What you should do:
Give back the whole listing exactly as written, leaving out each picture.
+-------+
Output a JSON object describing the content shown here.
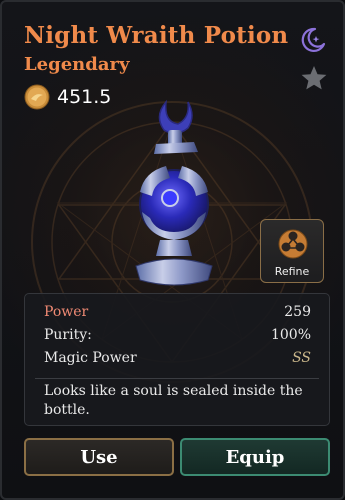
{
  "item": {
    "name": "Night Wraith Potion",
    "rarity": "Legendary",
    "price": "451.5"
  },
  "icons": {
    "currency": "gold-coin-icon",
    "category": "moon-star-icon",
    "favorite": "star-icon",
    "refine": "orbs-icon"
  },
  "refine": {
    "label": "Refine"
  },
  "stats": [
    {
      "label": "Power",
      "value": "259",
      "highlight": true
    },
    {
      "label": "Purity:",
      "value": "100%"
    },
    {
      "label": "Magic Power",
      "value": "SS"
    }
  ],
  "description": "Looks like a soul is sealed inside the bottle.",
  "actions": {
    "use": "Use",
    "equip": "Equip"
  },
  "colors": {
    "title": "#f08a4b",
    "accent_equip": "#3c8b72",
    "accent_use": "#8b6f45",
    "potion_blue": "#3a3ad0"
  }
}
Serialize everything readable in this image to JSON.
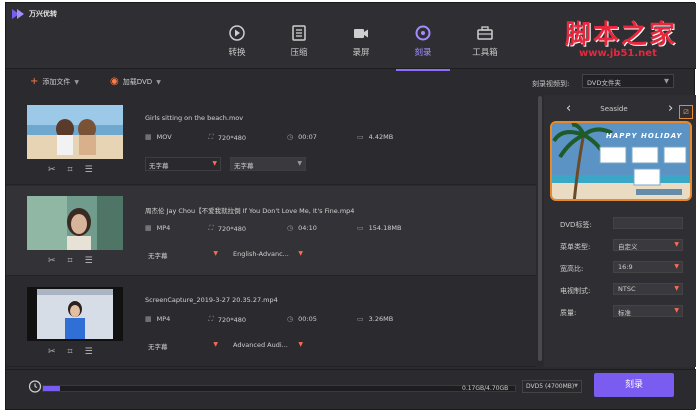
{
  "app": {
    "title": "万兴优转"
  },
  "nav": [
    {
      "label": "转换",
      "icon": "convert-icon"
    },
    {
      "label": "压缩",
      "icon": "compress-icon"
    },
    {
      "label": "录屏",
      "icon": "record-icon"
    },
    {
      "label": "刻录",
      "icon": "burn-icon",
      "active": true
    },
    {
      "label": "工具箱",
      "icon": "toolbox-icon"
    }
  ],
  "toolbar": {
    "add_file": "添加文件",
    "load_dvd": "加载DVD",
    "folder_label": "刻录视频到:",
    "folder_value": "DVD文件夹"
  },
  "files": [
    {
      "name": "Girls sitting on the beach.mov",
      "format": "MOV",
      "resolution": "720*480",
      "duration": "00:07",
      "size": "4.42MB",
      "subtitle": "无字幕",
      "audio": "无字幕"
    },
    {
      "name": "周杰伦 Jay Chou【不爱我就拉倒 If You Don't Love Me, It's Fine.mp4",
      "format": "MP4",
      "resolution": "720*480",
      "duration": "04:10",
      "size": "154.18MB",
      "subtitle": "无字幕",
      "audio": "English-Advanc..."
    },
    {
      "name": "ScreenCapture_2019-3-27 20.35.27.mp4",
      "format": "MP4",
      "resolution": "720*480",
      "duration": "00:05",
      "size": "3.26MB",
      "subtitle": "无字幕",
      "audio": "Advanced Audi..."
    }
  ],
  "template": {
    "name": "Seaside",
    "preview_title": "HAPPY HOLIDAY"
  },
  "props": [
    {
      "label": "DVD标签:",
      "value": ""
    },
    {
      "label": "菜单类型:",
      "value": "自定义"
    },
    {
      "label": "宽高比:",
      "value": "16:9"
    },
    {
      "label": "电视制式:",
      "value": "NTSC"
    },
    {
      "label": "质量:",
      "value": "标准"
    }
  ],
  "footer": {
    "size_text": "0.17GB/4.70GB",
    "disc": "DVD5 (4700MB)",
    "burn_label": "刻录",
    "progress_fraction": 0.036
  },
  "watermark": {
    "main": "脚本之家",
    "url": "www.jb51.net"
  },
  "colors": {
    "accent": "#7b5cf0",
    "highlight": "#e8892e",
    "watermark": "#e8273d"
  }
}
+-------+
Solution to this exercise:
Output a JSON object describing the content shown here.
{
  "item": {
    "name": "Night Wraith Potion",
    "rarity": "Legendary",
    "price": "451.5"
  },
  "icons": {
    "currency": "gold-coin-icon",
    "category": "moon-star-icon",
    "favorite": "star-icon",
    "refine": "orbs-icon"
  },
  "refine": {
    "label": "Refine"
  },
  "stats": [
    {
      "label": "Power",
      "value": "259",
      "highlight": true
    },
    {
      "label": "Purity:",
      "value": "100%"
    },
    {
      "label": "Magic Power",
      "value": "SS"
    }
  ],
  "description": "Looks like a soul is sealed inside the bottle.",
  "actions": {
    "use": "Use",
    "equip": "Equip"
  },
  "colors": {
    "title": "#f08a4b",
    "accent_equip": "#3c8b72",
    "accent_use": "#8b6f45",
    "potion_blue": "#3a3ad0"
  }
}
Serialize everything readable in this image to JSON.
{
  "app": {
    "title": "万兴优转"
  },
  "nav": [
    {
      "label": "转换",
      "icon": "convert-icon"
    },
    {
      "label": "压缩",
      "icon": "compress-icon"
    },
    {
      "label": "录屏",
      "icon": "record-icon"
    },
    {
      "label": "刻录",
      "icon": "burn-icon",
      "active": true
    },
    {
      "label": "工具箱",
      "icon": "toolbox-icon"
    }
  ],
  "toolbar": {
    "add_file": "添加文件",
    "load_dvd": "加载DVD",
    "folder_label": "刻录视频到:",
    "folder_value": "DVD文件夹"
  },
  "files": [
    {
      "name": "Girls sitting on the beach.mov",
      "format": "MOV",
      "resolution": "720*480",
      "duration": "00:07",
      "size": "4.42MB",
      "subtitle": "无字幕",
      "audio": "无字幕"
    },
    {
      "name": "周杰伦 Jay Chou【不爱我就拉倒 If You Don't Love Me, It's Fine.mp4",
      "format": "MP4",
      "resolution": "720*480",
      "duration": "04:10",
      "size": "154.18MB",
      "subtitle": "无字幕",
      "audio": "English-Advanc..."
    },
    {
      "name": "ScreenCapture_2019-3-27 20.35.27.mp4",
      "format": "MP4",
      "resolution": "720*480",
      "duration": "00:05",
      "size": "3.26MB",
      "subtitle": "无字幕",
      "audio": "Advanced Audi..."
    }
  ],
  "template": {
    "name": "Seaside",
    "preview_title": "HAPPY HOLIDAY"
  },
  "props": [
    {
      "label": "DVD标签:",
      "value": ""
    },
    {
      "label": "菜单类型:",
      "value": "自定义"
    },
    {
      "label": "宽高比:",
      "value": "16:9"
    },
    {
      "label": "电视制式:",
      "value": "NTSC"
    },
    {
      "label": "质量:",
      "value": "标准"
    }
  ],
  "footer": {
    "size_text": "0.17GB/4.70GB",
    "disc": "DVD5 (4700MB)",
    "burn_label": "刻录",
    "progress_fraction": 0.036
  },
  "watermark": {
    "main": "脚本之家",
    "url": "www.jb51.net"
  },
  "colors": {
    "accent": "#7b5cf0",
    "highlight": "#e8892e",
    "watermark": "#e8273d"
  }
}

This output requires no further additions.